Return a copy of every line in the data below that contains "Actividades".
▬▬▬
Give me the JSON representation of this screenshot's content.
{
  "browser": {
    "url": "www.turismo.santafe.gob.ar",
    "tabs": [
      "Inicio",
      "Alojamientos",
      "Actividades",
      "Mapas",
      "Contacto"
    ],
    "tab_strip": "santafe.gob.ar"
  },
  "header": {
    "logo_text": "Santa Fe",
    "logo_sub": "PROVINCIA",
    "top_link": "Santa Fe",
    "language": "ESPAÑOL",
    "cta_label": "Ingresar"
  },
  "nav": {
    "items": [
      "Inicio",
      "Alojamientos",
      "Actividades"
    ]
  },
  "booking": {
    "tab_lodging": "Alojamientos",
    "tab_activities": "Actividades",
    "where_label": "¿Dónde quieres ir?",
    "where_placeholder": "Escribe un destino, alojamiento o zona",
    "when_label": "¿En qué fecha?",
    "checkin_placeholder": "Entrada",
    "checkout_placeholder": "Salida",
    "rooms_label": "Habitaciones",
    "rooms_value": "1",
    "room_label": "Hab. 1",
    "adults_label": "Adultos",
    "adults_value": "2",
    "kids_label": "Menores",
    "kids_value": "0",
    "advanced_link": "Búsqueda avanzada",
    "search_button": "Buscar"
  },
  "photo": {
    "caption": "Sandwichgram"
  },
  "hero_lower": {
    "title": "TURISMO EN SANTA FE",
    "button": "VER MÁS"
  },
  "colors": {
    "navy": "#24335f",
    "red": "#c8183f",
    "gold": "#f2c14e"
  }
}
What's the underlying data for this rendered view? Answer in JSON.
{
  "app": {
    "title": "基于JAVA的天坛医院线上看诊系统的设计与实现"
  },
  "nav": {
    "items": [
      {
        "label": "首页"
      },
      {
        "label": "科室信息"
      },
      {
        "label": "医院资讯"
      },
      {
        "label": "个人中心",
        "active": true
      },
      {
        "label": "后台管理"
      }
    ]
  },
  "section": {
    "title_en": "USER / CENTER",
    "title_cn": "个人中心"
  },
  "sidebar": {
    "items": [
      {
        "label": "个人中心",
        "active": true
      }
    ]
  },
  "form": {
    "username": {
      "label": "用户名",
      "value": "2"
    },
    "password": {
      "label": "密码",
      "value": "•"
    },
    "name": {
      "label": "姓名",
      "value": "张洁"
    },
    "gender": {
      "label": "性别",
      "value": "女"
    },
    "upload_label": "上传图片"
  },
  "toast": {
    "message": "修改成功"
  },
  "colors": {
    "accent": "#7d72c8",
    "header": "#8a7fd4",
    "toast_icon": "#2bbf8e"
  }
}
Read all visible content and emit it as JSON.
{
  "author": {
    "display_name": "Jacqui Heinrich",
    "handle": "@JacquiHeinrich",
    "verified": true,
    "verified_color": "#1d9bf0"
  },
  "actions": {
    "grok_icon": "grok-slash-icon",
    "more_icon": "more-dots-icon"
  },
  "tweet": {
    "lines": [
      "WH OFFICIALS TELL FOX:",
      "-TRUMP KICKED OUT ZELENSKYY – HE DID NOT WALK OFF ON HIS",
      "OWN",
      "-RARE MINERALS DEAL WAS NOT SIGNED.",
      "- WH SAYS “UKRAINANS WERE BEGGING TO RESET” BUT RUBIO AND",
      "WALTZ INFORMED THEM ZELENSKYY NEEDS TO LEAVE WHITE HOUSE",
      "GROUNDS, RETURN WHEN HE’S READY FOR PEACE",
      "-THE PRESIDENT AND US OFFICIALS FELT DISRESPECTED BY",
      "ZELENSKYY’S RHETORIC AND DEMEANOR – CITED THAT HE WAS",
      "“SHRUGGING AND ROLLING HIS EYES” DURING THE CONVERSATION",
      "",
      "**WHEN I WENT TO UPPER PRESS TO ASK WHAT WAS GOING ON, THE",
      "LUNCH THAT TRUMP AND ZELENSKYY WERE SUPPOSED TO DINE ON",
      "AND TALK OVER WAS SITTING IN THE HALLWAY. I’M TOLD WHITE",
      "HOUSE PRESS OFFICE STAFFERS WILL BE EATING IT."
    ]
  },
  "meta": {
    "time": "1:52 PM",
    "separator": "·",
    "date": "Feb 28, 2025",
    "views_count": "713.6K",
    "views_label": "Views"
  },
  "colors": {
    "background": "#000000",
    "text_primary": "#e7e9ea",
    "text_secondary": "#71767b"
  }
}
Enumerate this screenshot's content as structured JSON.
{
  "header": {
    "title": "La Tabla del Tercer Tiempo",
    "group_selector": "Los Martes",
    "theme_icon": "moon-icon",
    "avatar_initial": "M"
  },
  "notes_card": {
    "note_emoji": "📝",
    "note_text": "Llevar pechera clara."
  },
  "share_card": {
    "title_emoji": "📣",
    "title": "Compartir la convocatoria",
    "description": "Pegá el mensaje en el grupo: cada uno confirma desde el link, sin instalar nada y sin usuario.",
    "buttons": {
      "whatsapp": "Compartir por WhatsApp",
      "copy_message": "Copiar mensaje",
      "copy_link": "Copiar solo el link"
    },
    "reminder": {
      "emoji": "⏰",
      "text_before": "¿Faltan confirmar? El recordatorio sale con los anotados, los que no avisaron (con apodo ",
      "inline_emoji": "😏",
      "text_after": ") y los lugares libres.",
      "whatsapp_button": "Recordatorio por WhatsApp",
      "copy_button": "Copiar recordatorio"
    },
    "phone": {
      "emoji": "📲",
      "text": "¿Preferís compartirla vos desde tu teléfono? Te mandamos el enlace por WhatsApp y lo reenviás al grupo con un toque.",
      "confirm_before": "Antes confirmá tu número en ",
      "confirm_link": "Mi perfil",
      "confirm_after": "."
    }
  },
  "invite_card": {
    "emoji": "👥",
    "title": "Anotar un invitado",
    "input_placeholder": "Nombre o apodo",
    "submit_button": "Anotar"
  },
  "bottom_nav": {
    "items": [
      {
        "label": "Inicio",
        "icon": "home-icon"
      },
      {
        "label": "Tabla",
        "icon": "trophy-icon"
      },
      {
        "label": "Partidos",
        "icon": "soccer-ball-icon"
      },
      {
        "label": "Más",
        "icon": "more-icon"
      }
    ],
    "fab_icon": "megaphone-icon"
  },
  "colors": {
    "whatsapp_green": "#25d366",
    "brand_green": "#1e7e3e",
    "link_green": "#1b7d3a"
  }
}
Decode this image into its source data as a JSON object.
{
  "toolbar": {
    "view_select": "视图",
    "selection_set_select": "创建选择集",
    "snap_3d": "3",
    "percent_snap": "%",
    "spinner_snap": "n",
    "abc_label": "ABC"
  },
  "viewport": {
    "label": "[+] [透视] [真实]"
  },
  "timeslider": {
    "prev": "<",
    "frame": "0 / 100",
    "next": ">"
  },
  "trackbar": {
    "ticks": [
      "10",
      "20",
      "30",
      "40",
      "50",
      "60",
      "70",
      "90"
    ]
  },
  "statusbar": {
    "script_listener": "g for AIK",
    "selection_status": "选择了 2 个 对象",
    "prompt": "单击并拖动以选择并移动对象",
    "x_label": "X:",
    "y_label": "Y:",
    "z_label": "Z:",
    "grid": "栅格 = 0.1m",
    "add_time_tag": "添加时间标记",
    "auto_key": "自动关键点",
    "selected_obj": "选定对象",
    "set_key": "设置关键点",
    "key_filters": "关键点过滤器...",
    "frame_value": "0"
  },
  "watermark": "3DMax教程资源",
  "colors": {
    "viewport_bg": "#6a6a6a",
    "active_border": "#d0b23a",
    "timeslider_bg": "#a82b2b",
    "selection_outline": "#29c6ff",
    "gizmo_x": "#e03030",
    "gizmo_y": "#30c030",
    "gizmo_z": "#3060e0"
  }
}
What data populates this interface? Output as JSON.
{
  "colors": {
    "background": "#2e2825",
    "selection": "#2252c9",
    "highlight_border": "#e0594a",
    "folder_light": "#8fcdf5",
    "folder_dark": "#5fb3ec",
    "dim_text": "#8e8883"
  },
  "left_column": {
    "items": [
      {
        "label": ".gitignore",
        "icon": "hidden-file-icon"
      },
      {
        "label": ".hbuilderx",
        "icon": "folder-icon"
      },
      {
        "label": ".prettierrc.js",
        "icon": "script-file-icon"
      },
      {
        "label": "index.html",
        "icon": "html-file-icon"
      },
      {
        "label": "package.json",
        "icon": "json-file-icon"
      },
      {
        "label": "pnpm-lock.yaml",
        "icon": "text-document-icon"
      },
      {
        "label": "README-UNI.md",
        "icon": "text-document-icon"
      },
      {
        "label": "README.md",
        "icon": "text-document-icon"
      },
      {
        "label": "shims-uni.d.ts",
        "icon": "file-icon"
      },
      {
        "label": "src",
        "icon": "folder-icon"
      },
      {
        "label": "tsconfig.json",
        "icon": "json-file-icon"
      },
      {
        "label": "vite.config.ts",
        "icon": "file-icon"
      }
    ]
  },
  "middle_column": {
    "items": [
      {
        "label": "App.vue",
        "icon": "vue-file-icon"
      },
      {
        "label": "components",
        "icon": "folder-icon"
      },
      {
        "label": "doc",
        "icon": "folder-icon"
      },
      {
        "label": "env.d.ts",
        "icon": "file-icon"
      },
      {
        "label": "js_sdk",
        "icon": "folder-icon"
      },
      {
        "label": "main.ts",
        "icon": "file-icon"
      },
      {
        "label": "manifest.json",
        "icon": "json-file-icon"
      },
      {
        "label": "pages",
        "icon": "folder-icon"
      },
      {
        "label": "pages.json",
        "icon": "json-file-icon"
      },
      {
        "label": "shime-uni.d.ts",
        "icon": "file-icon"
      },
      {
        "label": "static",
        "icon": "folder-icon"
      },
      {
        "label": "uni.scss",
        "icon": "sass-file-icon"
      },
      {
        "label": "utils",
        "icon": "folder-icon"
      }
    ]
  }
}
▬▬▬
TASK ANSWER =>
      "Actividades",
      "Actividades"
    "tab_activities": "Actividades",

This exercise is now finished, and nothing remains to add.